### Instructions to follow
Provide only the number of lines in the following data that contain "files".

*** Opening Dataset ***

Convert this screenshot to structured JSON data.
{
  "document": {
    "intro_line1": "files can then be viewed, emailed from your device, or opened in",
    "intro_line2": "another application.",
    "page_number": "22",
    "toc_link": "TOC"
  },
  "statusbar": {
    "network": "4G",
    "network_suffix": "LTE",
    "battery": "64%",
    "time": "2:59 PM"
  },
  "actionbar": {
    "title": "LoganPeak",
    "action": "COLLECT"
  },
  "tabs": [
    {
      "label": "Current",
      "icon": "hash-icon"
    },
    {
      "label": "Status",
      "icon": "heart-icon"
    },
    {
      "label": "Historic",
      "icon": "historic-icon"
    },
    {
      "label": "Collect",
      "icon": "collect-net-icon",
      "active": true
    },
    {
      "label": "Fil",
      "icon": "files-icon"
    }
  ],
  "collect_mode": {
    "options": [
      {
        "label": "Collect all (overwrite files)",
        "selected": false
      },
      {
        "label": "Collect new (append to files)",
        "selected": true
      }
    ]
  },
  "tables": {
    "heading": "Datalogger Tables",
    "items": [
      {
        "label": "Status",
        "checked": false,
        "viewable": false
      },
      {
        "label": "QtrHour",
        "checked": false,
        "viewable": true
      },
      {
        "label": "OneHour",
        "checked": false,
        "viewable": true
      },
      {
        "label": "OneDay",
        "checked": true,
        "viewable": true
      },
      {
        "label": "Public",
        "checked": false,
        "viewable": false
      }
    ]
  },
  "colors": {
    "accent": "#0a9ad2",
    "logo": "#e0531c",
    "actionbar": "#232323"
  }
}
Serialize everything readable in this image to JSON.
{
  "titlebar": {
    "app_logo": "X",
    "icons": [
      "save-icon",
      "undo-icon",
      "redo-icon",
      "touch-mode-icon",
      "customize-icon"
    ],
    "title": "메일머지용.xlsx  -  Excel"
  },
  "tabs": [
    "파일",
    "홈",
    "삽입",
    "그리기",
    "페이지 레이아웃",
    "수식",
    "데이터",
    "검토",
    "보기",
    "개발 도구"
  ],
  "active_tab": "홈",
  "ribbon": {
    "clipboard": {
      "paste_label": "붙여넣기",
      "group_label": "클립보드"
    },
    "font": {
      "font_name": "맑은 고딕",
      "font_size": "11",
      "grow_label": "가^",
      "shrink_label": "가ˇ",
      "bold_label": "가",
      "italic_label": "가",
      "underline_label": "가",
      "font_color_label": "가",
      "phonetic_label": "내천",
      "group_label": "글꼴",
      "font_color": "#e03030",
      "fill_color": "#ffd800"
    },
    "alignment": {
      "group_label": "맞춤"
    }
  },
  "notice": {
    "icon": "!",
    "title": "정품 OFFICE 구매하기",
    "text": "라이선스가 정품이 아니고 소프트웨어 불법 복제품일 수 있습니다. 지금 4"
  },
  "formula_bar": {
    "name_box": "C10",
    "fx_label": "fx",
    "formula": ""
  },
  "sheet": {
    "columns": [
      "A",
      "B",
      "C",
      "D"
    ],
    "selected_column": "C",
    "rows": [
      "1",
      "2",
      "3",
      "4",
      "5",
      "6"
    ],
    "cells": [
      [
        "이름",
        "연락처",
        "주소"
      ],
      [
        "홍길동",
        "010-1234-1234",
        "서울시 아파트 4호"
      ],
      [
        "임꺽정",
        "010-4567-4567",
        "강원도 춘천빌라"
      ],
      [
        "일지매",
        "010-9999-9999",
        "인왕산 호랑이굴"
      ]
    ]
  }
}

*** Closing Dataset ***

### Written response
4